- Risk is an inseparable part of innovation. Without taking risky decisions, not fearing to propose something radically different, even making a mistake, you cannot come to the right idea. The opposite of innovation is imitation. It is tempting because it has no element of risk. It’s difficult to move towards new horizons, propose new standards, when the current situation is so good and familiar that we don’t want to change it.
- Something that seems unshakeable can change a lot and radically transform the structure of consumption.Luxury goods can become mass market products. The first mobile phones were very heavy and expensive. The Nokia Mobira Cityman - the first mobile model which Esko Akho used weighed 750 grams and cost several thousand marks (about 10,000 euros in today’s money). It was on that very model that Gorbachev telephoned the USSR Ministry of Communications from the hotel Kalastajatorppa in Helsinki in 1987. Modern mobile phones fit snugly into the breast pocket of your shirt and are easy for most of us to use.
Lack of trust between society and the state. Success in business depends enormously on the role the state plays in its development. The state is the main driver of innovation and designer of the innovation ecosystem. For effective state-private partnerships trust is essential. The state should not just be strictly controlling and planning, nor should business be allowed total freedom. The ideal format for their interaction is a sober compromise between top-down and bottom-up approaches.
The search for a special path (surprising as that may be). To round off his talk Esko Akho made a few suggestions for our country. People ask him so often that he even wrote a book about why Russia hasn’t achieved what Finland has although the countries have similar climates. His main advice is to diversify the economy and avoid excessive dependence on oil and gas prices.

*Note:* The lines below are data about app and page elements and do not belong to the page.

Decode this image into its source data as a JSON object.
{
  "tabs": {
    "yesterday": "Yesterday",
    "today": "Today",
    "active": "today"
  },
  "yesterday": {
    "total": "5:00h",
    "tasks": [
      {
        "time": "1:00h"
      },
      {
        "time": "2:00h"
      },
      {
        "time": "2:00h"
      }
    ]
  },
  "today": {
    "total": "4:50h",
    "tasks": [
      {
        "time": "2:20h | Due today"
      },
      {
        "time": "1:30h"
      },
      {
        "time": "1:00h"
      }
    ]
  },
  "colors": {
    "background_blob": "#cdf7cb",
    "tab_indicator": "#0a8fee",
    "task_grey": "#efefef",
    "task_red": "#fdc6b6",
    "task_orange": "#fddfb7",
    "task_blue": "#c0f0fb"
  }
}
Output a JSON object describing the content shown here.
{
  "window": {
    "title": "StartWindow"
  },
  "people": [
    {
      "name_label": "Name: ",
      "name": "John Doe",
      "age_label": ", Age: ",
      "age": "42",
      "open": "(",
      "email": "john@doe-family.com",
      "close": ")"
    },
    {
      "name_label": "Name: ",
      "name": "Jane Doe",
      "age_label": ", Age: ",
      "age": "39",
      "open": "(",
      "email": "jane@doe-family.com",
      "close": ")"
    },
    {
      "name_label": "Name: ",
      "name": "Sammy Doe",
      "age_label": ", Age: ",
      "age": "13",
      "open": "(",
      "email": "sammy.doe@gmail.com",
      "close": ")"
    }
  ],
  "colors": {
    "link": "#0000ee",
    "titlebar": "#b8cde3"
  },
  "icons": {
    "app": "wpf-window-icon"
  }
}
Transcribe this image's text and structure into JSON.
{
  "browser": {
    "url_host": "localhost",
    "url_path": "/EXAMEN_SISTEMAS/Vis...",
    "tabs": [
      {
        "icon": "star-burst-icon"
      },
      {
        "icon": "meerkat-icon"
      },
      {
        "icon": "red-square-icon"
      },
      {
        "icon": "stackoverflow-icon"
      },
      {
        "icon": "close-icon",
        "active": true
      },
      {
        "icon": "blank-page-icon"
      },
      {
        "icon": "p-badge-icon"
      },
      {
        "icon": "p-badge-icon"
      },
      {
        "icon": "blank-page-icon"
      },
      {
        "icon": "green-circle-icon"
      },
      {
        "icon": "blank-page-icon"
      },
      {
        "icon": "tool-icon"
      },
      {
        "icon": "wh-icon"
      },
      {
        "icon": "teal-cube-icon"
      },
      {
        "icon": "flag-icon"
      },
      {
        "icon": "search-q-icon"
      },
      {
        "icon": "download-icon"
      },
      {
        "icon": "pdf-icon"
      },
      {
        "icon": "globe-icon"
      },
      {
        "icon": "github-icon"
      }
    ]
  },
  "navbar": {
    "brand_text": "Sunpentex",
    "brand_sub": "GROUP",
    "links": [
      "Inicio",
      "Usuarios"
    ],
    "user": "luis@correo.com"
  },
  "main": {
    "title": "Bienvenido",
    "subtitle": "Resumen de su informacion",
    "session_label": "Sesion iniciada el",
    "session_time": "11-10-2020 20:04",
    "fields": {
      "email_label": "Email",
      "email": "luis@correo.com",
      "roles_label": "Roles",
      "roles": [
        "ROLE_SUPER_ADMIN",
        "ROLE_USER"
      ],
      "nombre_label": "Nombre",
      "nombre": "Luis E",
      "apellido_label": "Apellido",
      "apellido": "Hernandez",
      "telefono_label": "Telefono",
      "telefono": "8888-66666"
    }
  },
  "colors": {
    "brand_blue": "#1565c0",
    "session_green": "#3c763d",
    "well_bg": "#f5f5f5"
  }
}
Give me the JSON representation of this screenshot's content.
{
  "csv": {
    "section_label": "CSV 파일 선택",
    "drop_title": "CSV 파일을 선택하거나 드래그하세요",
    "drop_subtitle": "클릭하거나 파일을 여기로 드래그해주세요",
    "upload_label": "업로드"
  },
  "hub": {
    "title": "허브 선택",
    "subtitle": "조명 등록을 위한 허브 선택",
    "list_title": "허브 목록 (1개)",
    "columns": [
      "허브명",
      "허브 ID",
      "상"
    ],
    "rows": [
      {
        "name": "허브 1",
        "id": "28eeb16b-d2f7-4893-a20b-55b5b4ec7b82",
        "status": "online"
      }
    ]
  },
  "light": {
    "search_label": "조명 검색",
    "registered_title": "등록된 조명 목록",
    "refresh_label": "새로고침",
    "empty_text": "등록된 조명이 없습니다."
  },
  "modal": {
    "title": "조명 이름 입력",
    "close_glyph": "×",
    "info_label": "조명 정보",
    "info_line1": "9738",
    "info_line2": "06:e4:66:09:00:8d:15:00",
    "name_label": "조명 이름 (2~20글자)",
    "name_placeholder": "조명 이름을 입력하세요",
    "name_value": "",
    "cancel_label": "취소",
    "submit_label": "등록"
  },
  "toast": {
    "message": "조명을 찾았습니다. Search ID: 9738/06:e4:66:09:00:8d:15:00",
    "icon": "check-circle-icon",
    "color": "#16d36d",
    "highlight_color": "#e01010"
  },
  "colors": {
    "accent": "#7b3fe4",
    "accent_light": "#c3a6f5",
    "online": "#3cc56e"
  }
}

Also, Russia doesn’t need to try to invent its own regulatory system, it can just use the European model which works well enough.
As president of the Finnish innovation fund, Sitra (2004-2008) he played an active role in cooperating with Russia and initiated the Finnish-Russian economic strategy. In 2009 - 2012 he was acting vice-president of corporate relations and developing social responsibility at Nokia and was responsible for interacting with government bodies, the public, international organisations and directed the companies activities in sustainable development.
Esko Akho is a Member of the Academic council for the HSE Master’s programme in Governance of Science, Technology and Innovation.
By Maksim Kotsemir, specially for the HSE News Service website